If there has ever been any prejudice in our church against our men of wealth, the donations of Mr. Drew would do much to cause it to disappear and to vanish forever. The church needs the money of its wealthy men. If more of them would give according to their means, as our worthy friend has given, no doubt this prejudice would entirely cease. I will only add that, in speaking of the eminent founder of this institution, we fear him not as a rich man. If my classical friend, Dr. McClintock, will allow me, I will put a negative in a classical description Virgil once used:
“Non timeo Danaos dona ferentes.”
(Those words tacked onto the tail end there, are from one of the dead languages. I don't just remember now what it was that some one told me they
But it was something like: “A man is not dangersome, if he brings a gift.")
With the benediction, the services which opened Drew Theological Seminary came to an end. I came away feeling, in the words of the benediction, the peace of God which passeth all understanding. The New York Christian Advocate said: “We most heartily congratulate the munificent founder and patron of the new seminary in view of its propitious inauguration, and also upon its fortunate location and the highly commodious buildings and ample grounds in which the nascent 'school of the prophets' begins its career.”
WAS glad that the opening of my theological
School came just when it did. Because
it fitted into a niche in the year's work when I had the time to attend it. If, instead of coming in November, it had come two months earlier, it would have found me right in the midst of my dicker to get back into the Director's Board and Treasuryship of the Erie Road. And if it had come three months later, it would have found me in the midst of the war with the Commodore. Maybe, just at the time when the opening services were being held, it would have found me at Taylor's Hotel. Of course, in that latter case I could have gone to Madison, it being also outside of York State's jurisdiction. Still, it would have been inconvenient for me; because those weeks at“Fort Taylor” were weeks of so much distress of mind, that I couldn't have entered into the spirit of the inaugural occasion as I felt it deserved.
These were months, anyhow, in which I was hard pushed by business cares. Just when the first year of my Theological Seminary was drawing to a close, a bad accident happened on the Erie Road, which
enemies tried to lay at my door.
An express train was coming along from the West one night. It had made the trip safely until it got to Carn's Rock, some sixteen miles west of Port Jervis. The road at that point is cut into the side of a precipice, overhanging a gorge. It was the last place where a railroad treasurer would like to have an accident. As bad luck would have it, just at that point is where the accident took place.

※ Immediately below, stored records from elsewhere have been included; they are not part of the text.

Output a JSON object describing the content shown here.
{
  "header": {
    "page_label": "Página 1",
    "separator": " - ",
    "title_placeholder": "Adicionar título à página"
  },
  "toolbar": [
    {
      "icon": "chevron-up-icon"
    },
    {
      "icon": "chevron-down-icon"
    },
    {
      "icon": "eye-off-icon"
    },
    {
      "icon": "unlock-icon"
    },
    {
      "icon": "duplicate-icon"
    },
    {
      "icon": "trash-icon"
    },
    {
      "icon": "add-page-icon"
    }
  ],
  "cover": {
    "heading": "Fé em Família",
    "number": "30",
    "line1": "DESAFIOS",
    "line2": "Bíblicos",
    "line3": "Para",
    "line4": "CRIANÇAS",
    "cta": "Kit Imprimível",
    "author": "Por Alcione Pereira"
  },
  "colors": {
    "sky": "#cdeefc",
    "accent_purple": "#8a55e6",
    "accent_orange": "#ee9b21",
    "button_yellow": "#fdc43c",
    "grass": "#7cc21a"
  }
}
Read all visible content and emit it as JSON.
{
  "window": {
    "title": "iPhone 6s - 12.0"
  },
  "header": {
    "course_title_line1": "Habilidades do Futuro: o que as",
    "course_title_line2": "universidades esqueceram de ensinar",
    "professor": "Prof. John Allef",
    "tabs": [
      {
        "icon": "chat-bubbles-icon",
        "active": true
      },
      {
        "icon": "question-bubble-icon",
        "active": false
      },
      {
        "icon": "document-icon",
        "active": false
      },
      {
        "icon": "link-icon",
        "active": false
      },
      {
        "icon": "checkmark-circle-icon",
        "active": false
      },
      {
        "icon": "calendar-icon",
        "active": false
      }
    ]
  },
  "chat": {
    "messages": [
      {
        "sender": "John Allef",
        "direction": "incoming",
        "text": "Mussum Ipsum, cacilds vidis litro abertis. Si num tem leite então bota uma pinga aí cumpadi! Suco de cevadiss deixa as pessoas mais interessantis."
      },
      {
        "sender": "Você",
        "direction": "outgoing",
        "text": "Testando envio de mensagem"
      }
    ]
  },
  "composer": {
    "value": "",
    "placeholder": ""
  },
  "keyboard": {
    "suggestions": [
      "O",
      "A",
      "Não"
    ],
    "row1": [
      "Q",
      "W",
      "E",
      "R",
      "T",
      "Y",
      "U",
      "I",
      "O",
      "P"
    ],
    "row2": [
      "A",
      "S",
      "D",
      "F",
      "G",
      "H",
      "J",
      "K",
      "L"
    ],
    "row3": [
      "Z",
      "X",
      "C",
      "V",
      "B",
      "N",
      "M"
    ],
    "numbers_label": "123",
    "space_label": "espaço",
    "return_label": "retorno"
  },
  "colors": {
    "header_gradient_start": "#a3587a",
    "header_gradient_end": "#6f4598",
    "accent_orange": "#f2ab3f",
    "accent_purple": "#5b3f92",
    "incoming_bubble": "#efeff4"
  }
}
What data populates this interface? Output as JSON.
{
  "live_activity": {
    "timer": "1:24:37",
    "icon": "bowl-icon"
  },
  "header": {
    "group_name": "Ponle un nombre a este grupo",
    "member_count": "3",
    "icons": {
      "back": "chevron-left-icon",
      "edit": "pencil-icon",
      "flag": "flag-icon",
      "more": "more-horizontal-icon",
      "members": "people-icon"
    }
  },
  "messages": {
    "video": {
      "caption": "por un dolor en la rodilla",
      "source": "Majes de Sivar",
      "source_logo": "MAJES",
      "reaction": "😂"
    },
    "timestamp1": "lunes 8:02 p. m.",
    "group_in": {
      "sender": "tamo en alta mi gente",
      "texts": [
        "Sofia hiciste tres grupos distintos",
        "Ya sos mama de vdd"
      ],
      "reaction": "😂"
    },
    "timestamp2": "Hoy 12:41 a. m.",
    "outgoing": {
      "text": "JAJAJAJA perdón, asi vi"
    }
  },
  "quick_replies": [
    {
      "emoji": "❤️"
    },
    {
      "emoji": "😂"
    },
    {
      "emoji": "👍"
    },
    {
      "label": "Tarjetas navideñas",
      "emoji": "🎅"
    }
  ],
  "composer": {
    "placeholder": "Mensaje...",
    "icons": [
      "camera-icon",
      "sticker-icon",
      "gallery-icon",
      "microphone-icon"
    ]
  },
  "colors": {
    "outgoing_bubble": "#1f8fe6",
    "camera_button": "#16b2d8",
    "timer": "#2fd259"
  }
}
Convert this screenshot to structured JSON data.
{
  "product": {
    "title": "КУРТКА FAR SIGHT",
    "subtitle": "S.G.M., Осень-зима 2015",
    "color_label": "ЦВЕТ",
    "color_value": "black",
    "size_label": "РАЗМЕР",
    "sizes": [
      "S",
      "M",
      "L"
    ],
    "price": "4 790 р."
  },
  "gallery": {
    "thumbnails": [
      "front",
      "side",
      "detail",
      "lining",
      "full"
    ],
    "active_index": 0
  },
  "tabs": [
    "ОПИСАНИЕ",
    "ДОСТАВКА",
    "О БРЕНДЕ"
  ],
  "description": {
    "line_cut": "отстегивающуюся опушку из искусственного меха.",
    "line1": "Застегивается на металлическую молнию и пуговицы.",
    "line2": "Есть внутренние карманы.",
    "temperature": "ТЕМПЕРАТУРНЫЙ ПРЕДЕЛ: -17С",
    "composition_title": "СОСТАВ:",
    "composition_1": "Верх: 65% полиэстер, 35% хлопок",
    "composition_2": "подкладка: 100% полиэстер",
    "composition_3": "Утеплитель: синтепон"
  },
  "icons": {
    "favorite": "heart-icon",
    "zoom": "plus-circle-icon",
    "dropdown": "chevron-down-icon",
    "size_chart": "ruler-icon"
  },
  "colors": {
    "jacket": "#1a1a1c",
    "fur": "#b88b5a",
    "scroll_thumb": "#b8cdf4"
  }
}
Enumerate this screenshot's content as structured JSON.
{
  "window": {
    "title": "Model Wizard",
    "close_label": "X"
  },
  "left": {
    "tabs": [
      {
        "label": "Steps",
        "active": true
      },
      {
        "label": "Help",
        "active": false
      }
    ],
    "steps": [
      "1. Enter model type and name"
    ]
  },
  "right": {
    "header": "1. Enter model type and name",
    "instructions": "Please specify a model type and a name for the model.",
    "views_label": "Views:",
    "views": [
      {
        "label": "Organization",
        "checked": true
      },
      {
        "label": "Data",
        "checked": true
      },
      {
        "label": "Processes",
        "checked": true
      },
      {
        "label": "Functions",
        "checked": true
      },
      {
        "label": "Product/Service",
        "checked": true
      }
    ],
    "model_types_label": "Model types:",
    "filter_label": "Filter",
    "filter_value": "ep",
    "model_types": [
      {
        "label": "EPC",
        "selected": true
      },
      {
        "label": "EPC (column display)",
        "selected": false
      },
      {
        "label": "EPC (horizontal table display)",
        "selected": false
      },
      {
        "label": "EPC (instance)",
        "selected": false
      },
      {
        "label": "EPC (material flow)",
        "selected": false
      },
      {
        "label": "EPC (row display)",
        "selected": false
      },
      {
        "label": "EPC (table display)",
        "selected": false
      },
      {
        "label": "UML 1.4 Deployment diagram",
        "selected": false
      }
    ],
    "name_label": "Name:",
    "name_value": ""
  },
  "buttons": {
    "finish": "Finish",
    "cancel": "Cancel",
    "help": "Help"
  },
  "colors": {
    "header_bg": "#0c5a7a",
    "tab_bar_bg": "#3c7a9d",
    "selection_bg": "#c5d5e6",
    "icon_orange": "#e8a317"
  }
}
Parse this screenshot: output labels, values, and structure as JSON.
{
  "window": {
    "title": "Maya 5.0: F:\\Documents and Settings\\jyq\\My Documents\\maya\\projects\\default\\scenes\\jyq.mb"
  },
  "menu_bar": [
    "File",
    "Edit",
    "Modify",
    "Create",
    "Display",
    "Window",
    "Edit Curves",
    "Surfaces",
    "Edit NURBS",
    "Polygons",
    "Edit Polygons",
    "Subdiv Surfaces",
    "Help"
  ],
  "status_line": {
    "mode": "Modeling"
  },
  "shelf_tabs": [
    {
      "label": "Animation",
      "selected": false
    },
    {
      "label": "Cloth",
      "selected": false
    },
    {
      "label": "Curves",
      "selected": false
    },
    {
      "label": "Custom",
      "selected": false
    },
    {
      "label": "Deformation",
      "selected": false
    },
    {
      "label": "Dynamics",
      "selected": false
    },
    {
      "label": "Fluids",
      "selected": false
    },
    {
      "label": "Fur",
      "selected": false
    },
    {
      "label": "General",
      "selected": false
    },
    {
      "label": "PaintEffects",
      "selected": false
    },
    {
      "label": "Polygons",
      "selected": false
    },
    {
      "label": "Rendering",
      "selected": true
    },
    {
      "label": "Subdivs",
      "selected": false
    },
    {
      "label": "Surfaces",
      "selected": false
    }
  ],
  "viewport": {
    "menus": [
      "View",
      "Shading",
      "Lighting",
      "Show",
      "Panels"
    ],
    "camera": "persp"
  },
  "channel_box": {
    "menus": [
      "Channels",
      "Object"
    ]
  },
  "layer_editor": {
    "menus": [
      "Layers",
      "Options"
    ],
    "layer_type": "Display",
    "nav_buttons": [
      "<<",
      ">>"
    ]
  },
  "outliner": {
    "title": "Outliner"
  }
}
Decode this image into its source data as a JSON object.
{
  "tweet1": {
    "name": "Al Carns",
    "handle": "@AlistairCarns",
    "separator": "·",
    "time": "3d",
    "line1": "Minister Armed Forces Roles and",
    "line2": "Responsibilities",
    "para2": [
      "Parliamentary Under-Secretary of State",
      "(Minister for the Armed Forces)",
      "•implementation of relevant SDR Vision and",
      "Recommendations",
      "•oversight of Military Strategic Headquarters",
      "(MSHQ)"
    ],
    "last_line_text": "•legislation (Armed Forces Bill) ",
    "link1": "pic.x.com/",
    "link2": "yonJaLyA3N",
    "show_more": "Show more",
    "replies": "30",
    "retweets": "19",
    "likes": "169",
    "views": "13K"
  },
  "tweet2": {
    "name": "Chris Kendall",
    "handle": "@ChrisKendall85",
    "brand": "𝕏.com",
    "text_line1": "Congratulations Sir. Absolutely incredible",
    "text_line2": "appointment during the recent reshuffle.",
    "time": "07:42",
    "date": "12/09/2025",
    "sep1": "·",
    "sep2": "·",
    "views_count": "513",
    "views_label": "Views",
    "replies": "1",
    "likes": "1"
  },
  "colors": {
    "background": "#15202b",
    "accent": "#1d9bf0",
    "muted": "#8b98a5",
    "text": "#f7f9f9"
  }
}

As the train was rushing along in the darkness of the early morning, the wheels in some way got off the rails and four cars were hurled down the embankment. They dropped eighty feet to the bottom and were crushed into a tangled mass. Twentytwo people were killed, and all the survivors mangled. The rear car was a sleeping coach. This was so smashed that the passengers inside couldn't get out. It caught on fire, and the people were burned alive. The shrieks of the passengers as they tried to get out of the burning car, were described in the newspapers the next day. Public feeling was aroused. The people out around Port Jervis held an indignation meeting. They got up an investigation to find out the cause of the “murder," as they called it. They seemed to think that some of us who were at the head of the road had set about to kill those poor passengers intentionally. It was the most unheard-of charge that a man ever had to stand up against. So I was glad when the investigation committee had